A short study on center of gravity really should be done before anyone dismisses the physical reasons. It also answers why too tall is a disadvantage.

Fred

iacas
02-11-2006, 07:53 AM
Annika Sorennstein (sp?) was the first woman to average a 67 in golf, now its common. She still dominates but her competition is getting better. Tiger Woods was untouchable when he burst onto the scene, it caused players to practice and get better. As a result of these two, the standard of golf is better than it ever has been. As a result of the top women players in pool, the standard is getting better and better.

Appropriate timing here for me to link to this (http://thesandtrap.com/archives/the_numbers_game/tiger_and_annika.php), I guess.

I never got into this thread and just now started reading on the first page, but has anyone yet mentioned the fact that men are generally better at things like geometry, 2D/3D "shape," and so forth?

Pool is more unlike golf (in regards to the men/women divide) than it is like golf. Whereas power is a big part of golf (when played from the same tees in particular), I don't see power as being anywhere near as much of a requirement in pool. 95% of the shots you hit in pool are between a 1 and a 7 on a 1-10 power scale. I think most women can hit "7s" pretty comfortably.

I think there are a few factors that contribute to women not being as "good" as men. They're general factors and there are exceptions, of course, but I don't want to add "in general" to every point below. They are, IMHO:

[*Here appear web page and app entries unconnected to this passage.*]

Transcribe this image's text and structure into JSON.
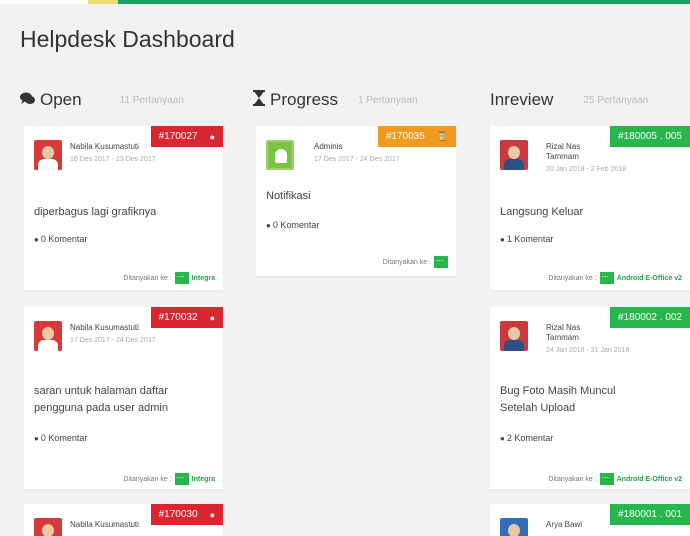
{
  "page": {
    "title": "Helpdesk Dashboard"
  },
  "columns": [
    {
      "name": "Open",
      "count": "11 Pertanyaan",
      "icon": "comments-icon"
    },
    {
      "name": "Progress",
      "count": "1 Pertanyaan",
      "icon": "hourglass-icon"
    },
    {
      "name": "Inreview",
      "count": "25 Pertanyaan",
      "icon": "none"
    }
  ],
  "cards": {
    "c1": {
      "badge": "#170027",
      "author": "Nabila Kusumastuti",
      "date": "16 Des 2017 - 23 Des 2017",
      "title": "diperbagus lagi grafiknya",
      "comments": "0 Komentar",
      "asked_label": "Ditanyakan ke :",
      "target": "Integra"
    },
    "c2": {
      "badge": "#170032",
      "author": "Nabila Kusumastuti",
      "date": "17 Des 2017 - 24 Des 2017",
      "title_line1": "saran untuk halaman daftar",
      "title_line2": "pengguna pada user admin",
      "comments": "0 Komentar",
      "asked_label": "Ditanyakan ke :",
      "target": "Integra"
    },
    "c3": {
      "badge": "#170030",
      "author": "Nabila Kusumastuti"
    },
    "p1": {
      "badge": "#170035",
      "author": "Adminis",
      "date": "17 Des 2017 - 24 Des 2017",
      "title": "Notifikasi",
      "comments": "0 Komentar",
      "asked_label": "Ditanyakan ke :"
    },
    "r1": {
      "badge": "#180005 . 005",
      "author": "Rizal Nas",
      "author2": "Tammam",
      "date": "20 Jan 2018 - 2 Feb 2018",
      "title": "Langsung Keluar",
      "comments": "1 Komentar",
      "asked_label": "Ditanyakan ke :",
      "target": "Android E-Office v2"
    },
    "r2": {
      "badge": "#180002 . 002",
      "author": "Rizal Nas",
      "author2": "Tammam",
      "date": "24 Jan 2018 - 31 Jan 2018",
      "title_line1": "Bug Foto Masih Muncul",
      "title_line2": "Setelah Upload",
      "comments": "2 Komentar",
      "asked_label": "Ditanyakan ke :",
      "target": "Android E-Office v2"
    },
    "r3": {
      "badge": "#180001 . 001",
      "author": "Arya Bawi"
    }
  },
  "colors": {
    "accent_green": "#27b64c",
    "badge_red": "#d9262f",
    "badge_orange": "#f19a1d"
  }
}
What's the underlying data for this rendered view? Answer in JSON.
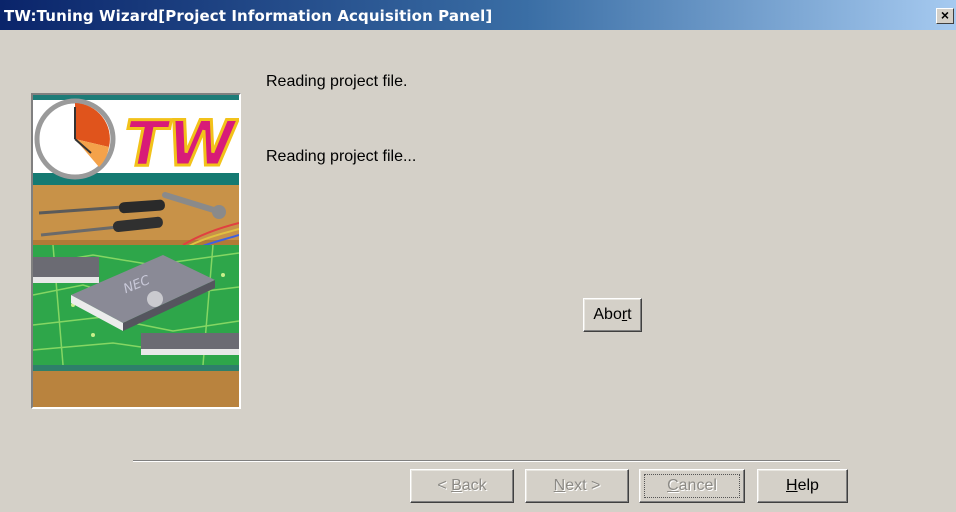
{
  "window": {
    "title": "TW:Tuning Wizard[Project Information Acquisition Panel]",
    "close_label": "×"
  },
  "art": {
    "logo_text": "TW",
    "chip_label": "NEC"
  },
  "status": {
    "heading": "Reading project file.",
    "detail": "Reading project file..."
  },
  "buttons": {
    "abort": {
      "label": "Abort",
      "mnemonic": "r"
    },
    "back": {
      "label": "< Back",
      "mnemonic": "B",
      "enabled": false
    },
    "next": {
      "label": "Next >",
      "mnemonic": "N",
      "enabled": false
    },
    "cancel": {
      "label": "Cancel",
      "mnemonic": "C",
      "enabled": false
    },
    "help": {
      "label": "Help",
      "mnemonic": "H",
      "enabled": true
    }
  }
}
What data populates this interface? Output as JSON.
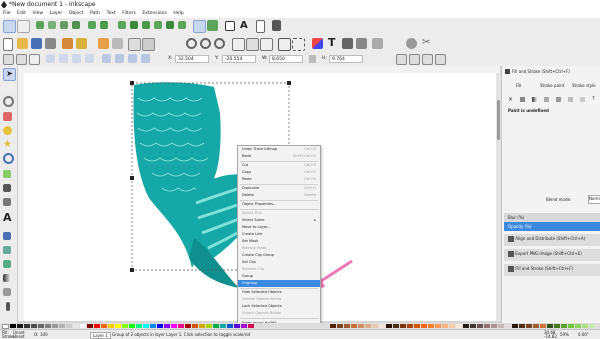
{
  "window": {
    "title": "*New document 1 - Inkscape"
  },
  "menu": [
    "File",
    "Edit",
    "View",
    "Layer",
    "Object",
    "Path",
    "Text",
    "Filters",
    "Extensions",
    "Help"
  ],
  "tool_controls": {
    "x": "32.504",
    "y": "-20.554",
    "w": "8.650",
    "h": "9.764",
    "x_label": "X:",
    "y_label": "Y:",
    "w_label": "W:",
    "h_label": "H:"
  },
  "dock": {
    "fill_stroke_title": "Fill and Stroke (Shift+Ctrl+F)",
    "tabs": [
      "Fill",
      "Stroke paint",
      "Stroke style"
    ],
    "paint_status": "Paint is undefined",
    "blend_label": "Blend mode:",
    "blend_value": "Norm",
    "blur_label": "Blur (%)",
    "opacity_label": "Opacity (%)",
    "panels": [
      "Align and Distribute (Shift+Ctrl+A)",
      "Export PNG Image (Shift+Ctrl+E)",
      "Fill and Stroke (Shift+Ctrl+F)"
    ]
  },
  "context_menu": {
    "items": [
      {
        "label": "Undo: Trace bitmap",
        "shortcut": "Ctrl+Z",
        "disabled": false
      },
      {
        "label": "Redo",
        "shortcut": "Shift+Ctrl+Z",
        "disabled": false
      },
      {
        "label": "Cut",
        "shortcut": "Ctrl+X",
        "disabled": false
      },
      {
        "label": "Copy",
        "shortcut": "Ctrl+C",
        "disabled": false
      },
      {
        "label": "Paste",
        "shortcut": "Ctrl+V",
        "disabled": false
      },
      {
        "label": "Duplicate",
        "shortcut": "Ctrl+D",
        "disabled": false
      },
      {
        "label": "Delete",
        "shortcut": "Delete",
        "disabled": false
      },
      {
        "label": "Object Properties...",
        "shortcut": "",
        "disabled": false
      },
      {
        "label": "Select This",
        "shortcut": "",
        "disabled": true
      },
      {
        "label": "Select Same",
        "shortcut": "▸",
        "disabled": false
      },
      {
        "label": "Move to Layer...",
        "shortcut": "",
        "disabled": false
      },
      {
        "label": "Create Link",
        "shortcut": "",
        "disabled": false
      },
      {
        "label": "Set Mask",
        "shortcut": "",
        "disabled": false
      },
      {
        "label": "Release Mask",
        "shortcut": "",
        "disabled": true
      },
      {
        "label": "Create Clip Group",
        "shortcut": "",
        "disabled": false
      },
      {
        "label": "Set Clip",
        "shortcut": "",
        "disabled": false
      },
      {
        "label": "Release Clip",
        "shortcut": "",
        "disabled": true
      },
      {
        "label": "Group",
        "shortcut": "",
        "disabled": false
      },
      {
        "label": "Ungroup",
        "shortcut": "",
        "disabled": false,
        "highlighted": true
      },
      {
        "label": "Hide Selected Objects",
        "shortcut": "",
        "disabled": false
      },
      {
        "label": "Unhide Objects Below",
        "shortcut": "",
        "disabled": true
      },
      {
        "label": "Lock Selected Objects",
        "shortcut": "",
        "disabled": false
      },
      {
        "label": "Unlock Objects Below",
        "shortcut": "",
        "disabled": true
      },
      {
        "label": "Enter group #g365",
        "shortcut": "",
        "disabled": false
      }
    ]
  },
  "status": {
    "fill_label": "Fill:",
    "fill_value": "Unset",
    "stroke_label": "Stroke:",
    "stroke_value": "Unset",
    "opacity_label": "O:",
    "opacity_value": "100",
    "layer": "Layer 1",
    "message": "Group of 2 objects in layer Layer 1. Click selection to toggle scale/rot",
    "x": "30.68",
    "y": "-14.82",
    "zoom": "59%",
    "rotation": "0.00°"
  },
  "colors": {
    "accent": "#3c8adf",
    "mermaid_teal": "#16a8a6",
    "mermaid_light": "#7fe0dc",
    "pointer_pink": "#f07ab8"
  }
}
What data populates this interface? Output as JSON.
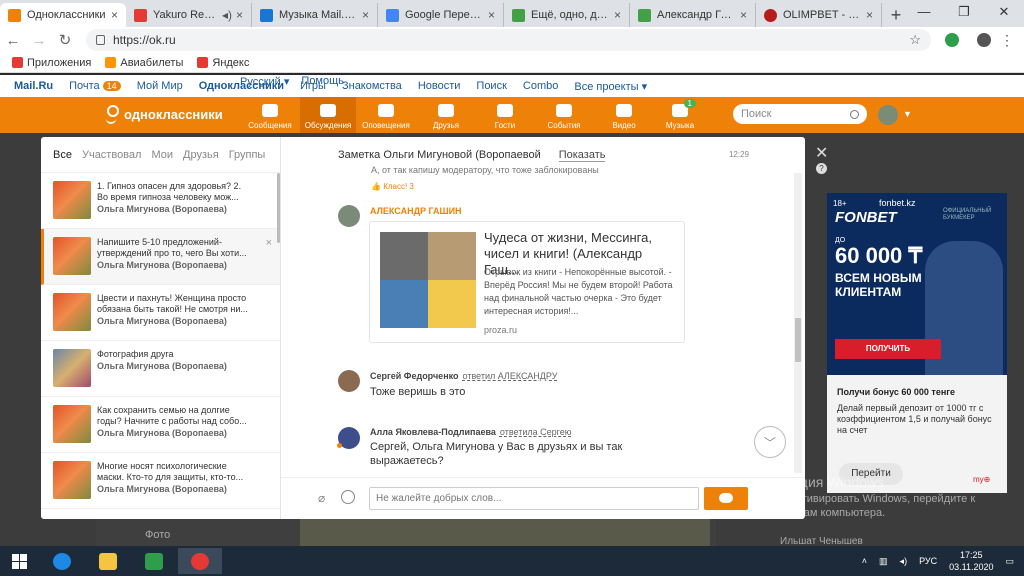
{
  "browser": {
    "tabs": [
      {
        "title": "Одноклассники",
        "color": "#ee8208",
        "active": true
      },
      {
        "title": "Yakuro Return",
        "color": "#e53935"
      },
      {
        "title": "Музыка Mail.Ru – ",
        "color": "#1976d2"
      },
      {
        "title": "Google Переводч",
        "color": "#4285f4"
      },
      {
        "title": "Ещё, одно, доказ",
        "color": "#43a047"
      },
      {
        "title": "Александр Гашин",
        "color": "#43a047"
      },
      {
        "title": "OLIMPBET - Списо",
        "color": "#b71c1c"
      }
    ],
    "newtab": "+",
    "url": "https://ok.ru",
    "bookmarks": [
      {
        "label": "Приложения",
        "color": "#e53935"
      },
      {
        "label": "Авиабилеты",
        "color": "#ff9800"
      },
      {
        "label": "Яндекс",
        "color": "#e53935"
      }
    ]
  },
  "portal": {
    "left": [
      "Mail.Ru",
      "Почта",
      "Мой Мир",
      "Одноклассники",
      "Игры",
      "Знакомства",
      "Новости",
      "Поиск",
      "Combo",
      "Все проекты ▾"
    ],
    "mail_count": "14",
    "lang": "Русский ▾",
    "help": "Помощь"
  },
  "ok": {
    "logo": "одноклассники",
    "nav": [
      {
        "label": "Сообщения"
      },
      {
        "label": "Обсуждения",
        "active": true
      },
      {
        "label": "Оповещения"
      },
      {
        "label": "Друзья"
      },
      {
        "label": "Гости"
      },
      {
        "label": "События"
      },
      {
        "label": "Видео"
      },
      {
        "label": "Музыка",
        "count": "1"
      }
    ],
    "search_placeholder": "Поиск"
  },
  "discussions": {
    "tabs": [
      "Все",
      "Участвовал",
      "Мои",
      "Друзья",
      "Группы"
    ],
    "items": [
      {
        "line1": "1. Гипноз опасен для здоровья? 2.",
        "line2": "Во время гипноза человеку мож...",
        "author": "Ольга Мигунова (Воропаева)"
      },
      {
        "line1": "Напишите 5-10 предложений-",
        "line2": "утверждений про то, чего Вы хоти...",
        "author": "Ольга Мигунова (Воропаева)",
        "selected": true
      },
      {
        "line1": "Цвести и пахнуть! Женщина просто",
        "line2": "обязана быть такой! Не смотря ни...",
        "author": "Ольга Мигунова (Воропаева)"
      },
      {
        "line1": "Фотография друга",
        "line2": "",
        "author": "Ольга Мигунова (Воропаева)"
      },
      {
        "line1": "Как сохранить семью на долгие",
        "line2": "годы? Начните с работы над собо...",
        "author": "Ольга Мигунова (Воропаева)"
      },
      {
        "line1": "Многие носят психологические",
        "line2": "маски. Кто-то для защиты, кто-то...",
        "author": "Ольга Мигунова (Воропаева)"
      }
    ],
    "close": "×"
  },
  "thread": {
    "title": "Заметка Ольги Мигуновой (Воропаевой",
    "show": "Показать",
    "time": "12:29",
    "prev_text": "А, от так капишу модератору, что тоже заблокированы",
    "class_label": "Класс! 3",
    "post_author": "АЛЕКСАНДР ГАШИН",
    "card": {
      "title": "Чудеса от жизни, Мессинга, чисел и книги! (Александр Гаш...",
      "desc": "Отрывок из книги - Непокорённые высотой. - Вперёд Россия! Мы не будем второй! Работа над финальной частью очерка - Это будет интересная история!...",
      "source": "proza.ru"
    },
    "messages": [
      {
        "author": "Сергей Федорченко",
        "reply": "ответил АЛЕКСАНДРУ",
        "text": "Тоже веришь в это"
      },
      {
        "author": "Алла Яковлева-Подлипаева",
        "reply": "ответила Сергею",
        "text": "Сергей, Ольга Мигунова у Вас в друзьях и вы так выражаетесь?"
      }
    ],
    "input_placeholder": "Не жалейте добрых слов..."
  },
  "ad": {
    "age": "18+",
    "domain": "fonbet.kz",
    "brand": "FONBET",
    "official": "ОФИЦИАЛЬНЫЙ БУКМЕКЕР",
    "do": "ДО",
    "amount": "60 000 ₸",
    "line1": "ВСЕМ НОВЫМ",
    "line2": "КЛИЕНТАМ",
    "get": "ПОЛУЧИТЬ",
    "headline": "Получи бонус 60 000 тенге",
    "desc": "Делай первый депозит от 1000 тг с коэффициентом 1,5 и получай бонус на счет",
    "go": "Перейти",
    "mark": "my⊕"
  },
  "background": {
    "photo_label": "Фото",
    "user": "Ильшат Ченышев"
  },
  "windows": {
    "activate_title": "Активация Windows",
    "activate_desc": "Чтобы активировать Windows, перейдите к параметрам компьютера.",
    "lang": "РУС",
    "time": "17:25",
    "date": "03.11.2020"
  }
}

Competitiveness. Boys are taught to compete at younger age than women, so they have that "killer" instinct. Go look at a typical pool room. Go to a bar and find four people on a double date - the men will be trying to win and the women will be trying to socialize.
Geometry. Men are typically better at understanding things "in space" than women. Women have skills in other areas (language, arts, etc.) more so than men.
Society. It's kept a lot of women out of pool halls. They're smoky, men swear and drink, and they're still regarded as bachelor havens. I'm guessing that even most of the top women these days learned in private halls or on tables in their homes as kids, or they had a nice hall that didn't fit the stereotypical "pool hall." Pool, too, is a gambling sport... and gambling (until recently with poker) hasn't been as attractive to women as it is to men. How many women do you see betting on horses at the track? This one is a bit weird, too, since 70% of lottery ticket buyers are women (and the lottery is a form of gambling).
Nails. I've known women that won't play pool because they don't want to mess up their nails. I'm not specifically saying "nails" keep women out of pool, but things like nails might. Women seem to have more reasons to not play than men do, whether it's "if I bend over, someone will see my panty line" (I've heard this one also), etc. I could call this one "vanity" perhaps. If a person never starts to play, they never get "hooked".

I may think of others later, and again I stress that they're my opinion and that there are alot of exceptions to each of the above, but in general, they seem to contribute.

Godfather
02-11-2006, 09:22 AM
Thank you Linda. This again is one of those physiology ideas, a very simple and obvious one that gets brushed aside. It's not brute strength people. But it is physiology and strength in general.

A short study on center of gravity really should be done before anyone dismisses the physical reasons. It also answers why too tall is a disadvantage.

Fred

Do you people really believe this? I've seen very short people play pool and they're not wobbling all over the place because they're stance isn't stable. Short people are just as able to form solid body positions. What exactly are you saying? That these people lose their balance in the middle of shots and that causes their misses? Shorties are more than capable of putting their two feet a little bit apart and leaning over in a stable manner. I'm confused here. It's not as if you have to withstand some force that is knocking you over and if it were, short people would be more stable. I'm going to keep my eye out, next time I'm in a pool room, for all the wobbly midgets.

erikido
02-12-2006, 02:25 PM
I have the end all answer to this thread. Guys are working on their strokes from the moment they hit puberty. Work that wrist action.